(MATERIAL SUPPLIED)
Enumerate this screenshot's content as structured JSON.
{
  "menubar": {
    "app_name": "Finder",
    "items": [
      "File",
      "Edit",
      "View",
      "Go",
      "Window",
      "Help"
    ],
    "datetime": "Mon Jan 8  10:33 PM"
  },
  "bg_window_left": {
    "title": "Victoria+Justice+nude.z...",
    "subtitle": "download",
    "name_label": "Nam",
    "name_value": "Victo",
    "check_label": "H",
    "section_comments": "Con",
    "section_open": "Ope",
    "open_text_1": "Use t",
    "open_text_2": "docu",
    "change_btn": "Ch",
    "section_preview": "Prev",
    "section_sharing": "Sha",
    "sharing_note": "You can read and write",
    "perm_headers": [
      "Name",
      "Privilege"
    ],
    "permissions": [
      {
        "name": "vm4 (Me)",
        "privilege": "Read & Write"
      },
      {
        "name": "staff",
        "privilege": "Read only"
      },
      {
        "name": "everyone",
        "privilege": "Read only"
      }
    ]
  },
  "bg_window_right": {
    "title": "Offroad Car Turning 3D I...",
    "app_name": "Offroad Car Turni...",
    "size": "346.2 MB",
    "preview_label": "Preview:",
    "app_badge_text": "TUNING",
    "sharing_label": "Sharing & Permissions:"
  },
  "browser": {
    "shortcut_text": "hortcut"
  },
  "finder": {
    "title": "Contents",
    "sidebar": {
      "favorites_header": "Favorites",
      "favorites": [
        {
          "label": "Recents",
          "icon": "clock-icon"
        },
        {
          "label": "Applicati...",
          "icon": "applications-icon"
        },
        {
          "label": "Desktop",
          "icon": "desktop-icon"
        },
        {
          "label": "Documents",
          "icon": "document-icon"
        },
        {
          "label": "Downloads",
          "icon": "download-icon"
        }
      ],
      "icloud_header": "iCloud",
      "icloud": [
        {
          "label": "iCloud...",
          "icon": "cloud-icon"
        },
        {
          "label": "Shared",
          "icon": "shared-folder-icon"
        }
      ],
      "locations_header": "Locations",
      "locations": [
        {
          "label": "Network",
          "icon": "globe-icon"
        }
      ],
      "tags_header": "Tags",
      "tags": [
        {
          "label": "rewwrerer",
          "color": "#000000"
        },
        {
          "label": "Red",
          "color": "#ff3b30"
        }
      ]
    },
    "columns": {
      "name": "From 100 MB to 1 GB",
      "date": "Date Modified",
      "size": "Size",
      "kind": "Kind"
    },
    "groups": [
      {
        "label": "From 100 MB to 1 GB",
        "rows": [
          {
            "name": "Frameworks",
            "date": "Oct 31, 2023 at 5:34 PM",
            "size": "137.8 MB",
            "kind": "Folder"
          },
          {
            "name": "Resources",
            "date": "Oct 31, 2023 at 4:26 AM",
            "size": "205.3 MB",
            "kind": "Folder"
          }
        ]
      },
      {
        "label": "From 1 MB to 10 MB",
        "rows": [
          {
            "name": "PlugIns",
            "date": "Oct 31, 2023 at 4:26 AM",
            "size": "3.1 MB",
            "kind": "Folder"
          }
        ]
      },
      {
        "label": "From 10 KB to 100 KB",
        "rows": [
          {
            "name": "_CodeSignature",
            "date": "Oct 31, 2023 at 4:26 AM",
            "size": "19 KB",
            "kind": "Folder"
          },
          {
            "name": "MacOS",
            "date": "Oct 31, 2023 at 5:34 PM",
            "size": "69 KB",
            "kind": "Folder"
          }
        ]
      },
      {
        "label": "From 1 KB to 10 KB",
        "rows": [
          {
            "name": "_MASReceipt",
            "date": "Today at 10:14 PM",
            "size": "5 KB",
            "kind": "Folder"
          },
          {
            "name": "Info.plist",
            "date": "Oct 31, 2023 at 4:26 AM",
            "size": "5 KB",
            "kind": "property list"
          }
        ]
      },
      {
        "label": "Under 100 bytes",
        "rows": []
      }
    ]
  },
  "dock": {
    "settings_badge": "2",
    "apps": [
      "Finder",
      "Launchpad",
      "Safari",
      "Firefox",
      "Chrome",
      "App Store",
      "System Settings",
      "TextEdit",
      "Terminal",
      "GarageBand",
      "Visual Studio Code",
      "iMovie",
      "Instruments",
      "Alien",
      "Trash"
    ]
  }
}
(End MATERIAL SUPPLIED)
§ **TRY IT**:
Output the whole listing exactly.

§ **ANSWER BOX**:
Enumerate this screenshot's content as structured JSON.
{
  "menubar": {
    "app_name": "Finder",
    "items": [
      "File",
      "Edit",
      "View",
      "Go",
      "Window",
      "Help"
    ],
    "datetime": "Mon Jan 8  10:33 PM"
  },
  "bg_window_left": {
    "title": "Victoria+Justice+nude.z...",
    "subtitle": "download",
    "name_label": "Nam",
    "name_value": "Victo",
    "check_label": "H",
    "section_comments": "Con",
    "section_open": "Ope",
    "open_text_1": "Use t",
    "open_text_2": "docu",
    "change_btn": "Ch",
    "section_preview": "Prev",
    "section_sharing": "Sha",
    "sharing_note": "You can read and write",
    "perm_headers": [
      "Name",
      "Privilege"
    ],
    "permissions": [
      {
        "name": "vm4 (Me)",
        "privilege": "Read & Write"
      },
      {
        "name": "staff",
        "privilege": "Read only"
      },
      {
        "name": "everyone",
        "privilege": "Read only"
      }
    ]
  },
  "bg_window_right": {
    "title": "Offroad Car Turning 3D I...",
    "app_name": "Offroad Car Turni...",
    "size": "346.2 MB",
    "preview_label": "Preview:",
    "app_badge_text": "TUNING",
    "sharing_label": "Sharing & Permissions:"
  },
  "browser": {
    "shortcut_text": "hortcut"
  },
  "finder": {
    "title": "Contents",
    "sidebar": {
      "favorites_header": "Favorites",
      "favorites": [
        {
          "label": "Recents",
          "icon": "clock-icon"
        },
        {
          "label": "Applicati...",
          "icon": "applications-icon"
        },
        {
          "label": "Desktop",
          "icon": "desktop-icon"
        },
        {
          "label": "Documents",
          "icon": "document-icon"
        },
        {
          "label": "Downloads",
          "icon": "download-icon"
        }
      ],
      "icloud_header": "iCloud",
      "icloud": [
        {
          "label": "iCloud...",
          "icon": "cloud-icon"
        },
        {
          "label": "Shared",
          "icon": "shared-folder-icon"
        }
      ],
      "locations_header": "Locations",
      "locations": [
        {
          "label": "Network",
          "icon": "globe-icon"
        }
      ],
      "tags_header": "Tags",
      "tags": [
        {
          "label": "rewwrerer",
          "color": "#000000"
        },
        {
          "label": "Red",
          "color": "#ff3b30"
        }
      ]
    },
    "columns": {
      "name": "From 100 MB to 1 GB",
      "date": "Date Modified",
      "size": "Size",
      "kind": "Kind"
    },
    "groups": [
      {
        "label": "From 100 MB to 1 GB",
        "rows": [
          {
            "name": "Frameworks",
            "date": "Oct 31, 2023 at 5:34 PM",
            "size": "137.8 MB",
            "kind": "Folder"
          },
          {
            "name": "Resources",
            "date": "Oct 31, 2023 at 4:26 AM",
            "size": "205.3 MB",
            "kind": "Folder"
          }
        ]
      },
      {
        "label": "From 1 MB to 10 MB",
        "rows": [
          {
            "name": "PlugIns",
            "date": "Oct 31, 2023 at 4:26 AM",
            "size": "3.1 MB",
            "kind": "Folder"
          }
        ]
      },
      {
        "label": "From 10 KB to 100 KB",
        "rows": [
          {
            "name": "_CodeSignature",
            "date": "Oct 31, 2023 at 4:26 AM",
            "size": "19 KB",
            "kind": "Folder"
          },
          {
            "name": "MacOS",
            "date": "Oct 31, 2023 at 5:34 PM",
            "size": "69 KB",
            "kind": "Folder"
          }
        ]
      },
      {
        "label": "From 1 KB to 10 KB",
        "rows": [
          {
            "name": "_MASReceipt",
            "date": "Today at 10:14 PM",
            "size": "5 KB",
            "kind": "Folder"
          },
          {
            "name": "Info.plist",
            "date": "Oct 31, 2023 at 4:26 AM",
            "size": "5 KB",
            "kind": "property list"
          }
        ]
      },
      {
        "label": "Under 100 bytes",
        "rows": []
      }
    ]
  },
  "dock": {
    "settings_badge": "2",
    "apps": [
      "Finder",
      "Launchpad",
      "Safari",
      "Firefox",
      "Chrome",
      "App Store",
      "System Settings",
      "TextEdit",
      "Terminal",
      "GarageBand",
      "Visual Studio Code",
      "iMovie",
      "Instruments",
      "Alien",
      "Trash"
    ]
  }
}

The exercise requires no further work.